America’s dream, but cast Trump’s anti-immigrant views negatively and qualified
his candidacy as a ‘sad scenario’ in Western democracy.5
In addition, an important component of successful journalism is the ability
to unearth and explain facts. The media did a good job finding out as much
information as possible about Trump and despite his best efforts; American
citizens know much more about him today than we did before the election started.
Not only this, but we know more about Hillary Clinton.
alternative to traditional media failing the American public is more
specifically the pre-electoral polls in indicating the winner for the primaries
and the general election. Polls, which have long been relied on during
presidential races, failed analysts and American citizens alike who relied on
the data. The polls failed for a number of reasons in the 2016 election. One of
the reasons why polling may have failed in predicting the Presidential winner
and thus failed the American public, is that many polls did not adjust their
weights for the over representation of university (college) graduates. In 2016,
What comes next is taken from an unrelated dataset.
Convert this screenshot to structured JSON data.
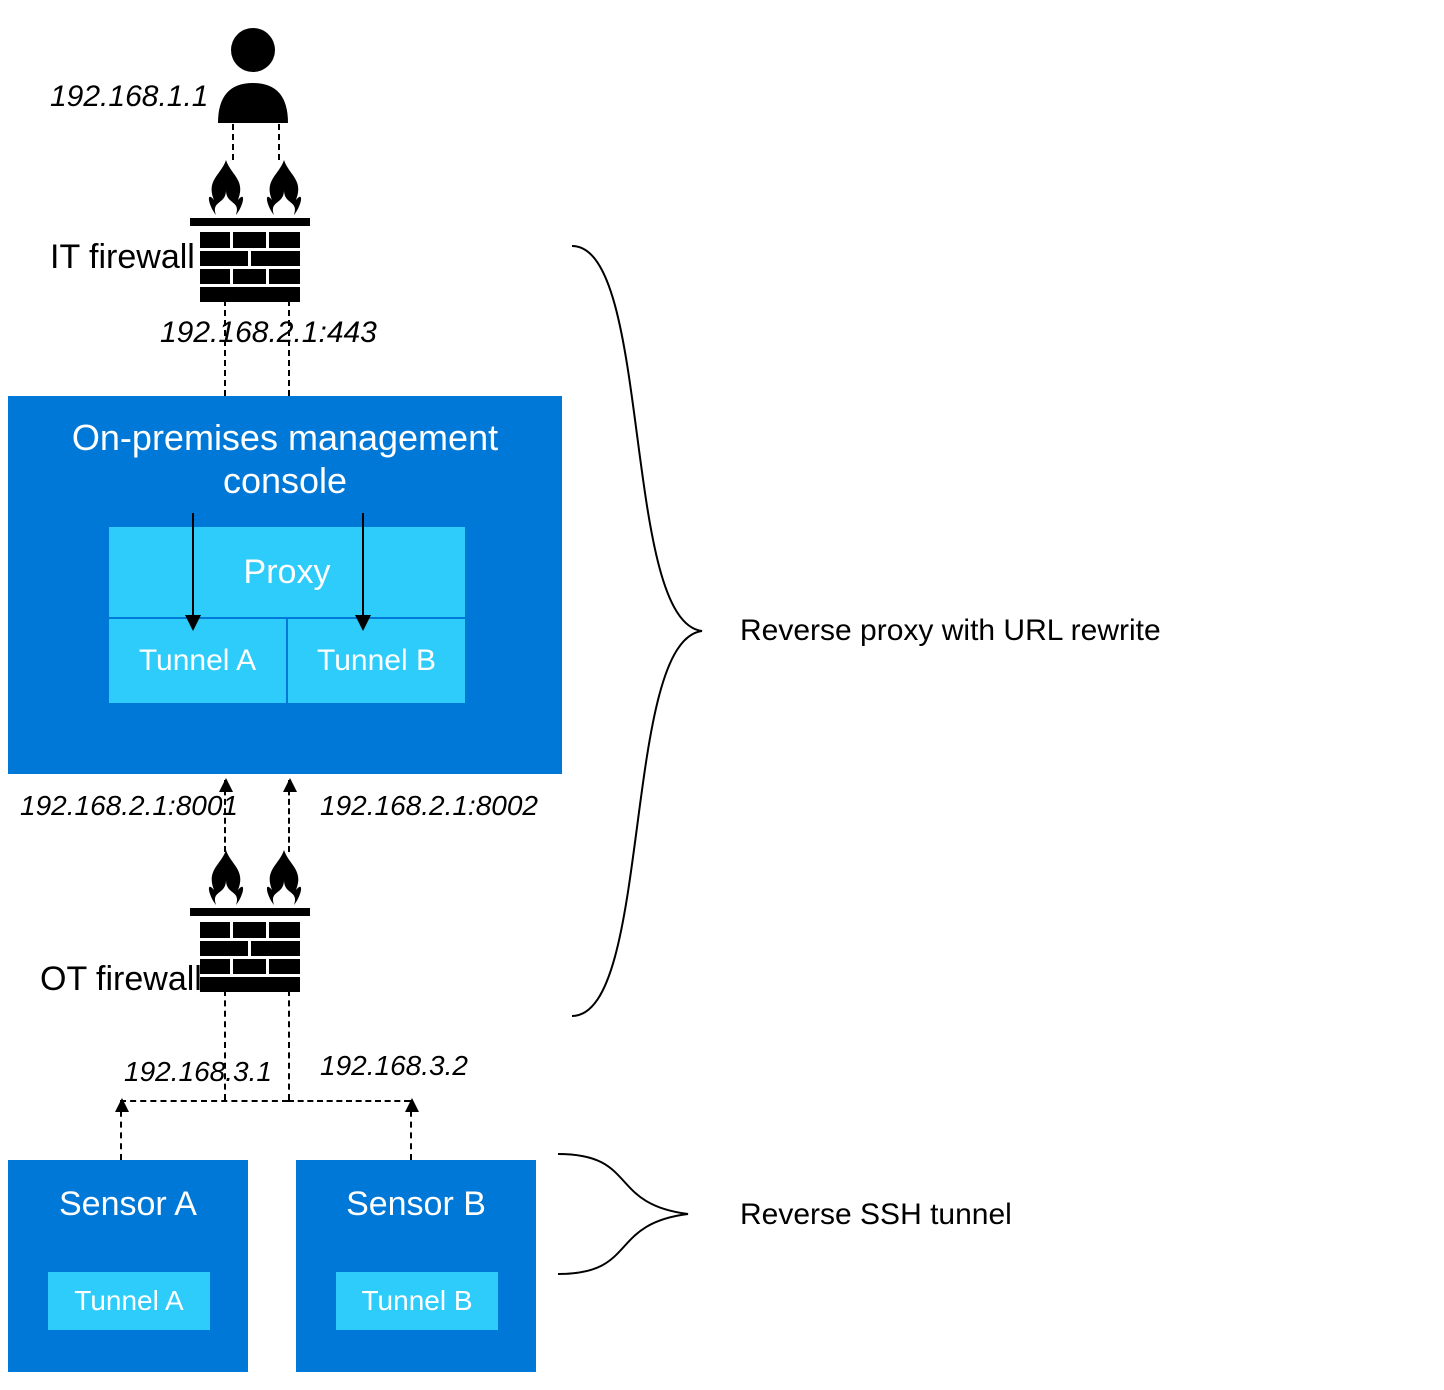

there was a correlation between the presidential vote and education in main
states. Voters with higher education were more likely to vote for Clinton and
studies at the time indicated that people with more formal education were more
likely to participate in surveys than those with less education. Many states
level polls did not adjust their weights to correct the over representation of
college graduates in their surveys – thus leading to the over estimation of
support for Clinton. However, the national presidential polls in the 2016
election were highly accurate by historical standards and more accurate than
the 2012 national polls, resulting in small errors. They correctly indicated
that Hillary Clinton had a lead in the national popular vote, and did not to
the same extent fail the American public. .6
the traditional media did fail the American public during the elections. The
role of the press as Fourth Estate and as a forum for public discussion and
debate has been recognized in this essay. Today, despite the traditional mass
media’s tendency for sensationalism and superficiality, the notion of the media
as watchdog, as guardian of the public interest, and as a conduit between
governors and the governed remains deeply ingrained. The reality, however, is
that the traditional mass media in new and restored democracy does not always
live up to the ideal, as explored.
Many Americans were influenced by
the traditional mass media, who gave a lot of coverage to certain issues on the
two presidential candidates. As a result, their votes were potentially swayed
by the media’s coverage not just on traditional platforms (i.e. television,
newspapers, radios etc.) but via social media and the internet.
errors made by mass media in the run up to and during the elections, indicate
that the principality of neutrality and objectivity was not followed my many
media outlets, in particular national news corporations such as Fox news.
Therefore, a large number of citizens made decisions that they may have not
otherwise made based on biased information propagated by mass media.
there are reason for which traditional mass media did not fail the American
public, for instance the fact that global traditional mass media outlets
presented to citizens an effective coverage of the election as opposed to US
traditional mass media itself.
polls being another factor which failed the American public. However the mass
media did use polls to indicate incorrectly who would win the elections, adding
on to the other host of failures made by traditional mass media.
1 Keith, T. (2017). How ‘Stronger Together’ Became Clinton’s
Response To ‘Make America Great Again’. online NPR.org. Available at: http://www.npr.org/2016/08/08/489138602/trump-comment-gives-clinton-a-campaign-slogan-with-layered-meaning
Accessed 1 Nov. 2017.
2 Keith, T. (2017). How ‘Stronger Together’ Became Clinton’s
Response To ‘Make America Great Again’. online NPR.org. Available at:
Accessed 1 Nov. 2017.
Quoted in Thomas Patterson, “More Style Than Substance,” Political
Communication and Persuasion 8 (1991): 157.
Manjoo, “How the Internet Is Loosening Our Grip on the Truth,” New York Times,
Nov. 2, 2016.
McCombs, M.E. and Shaw, D.L. (1972) The Agenda-setting function of Mass Media
The Opinion Quarterly 36 (2) 176-187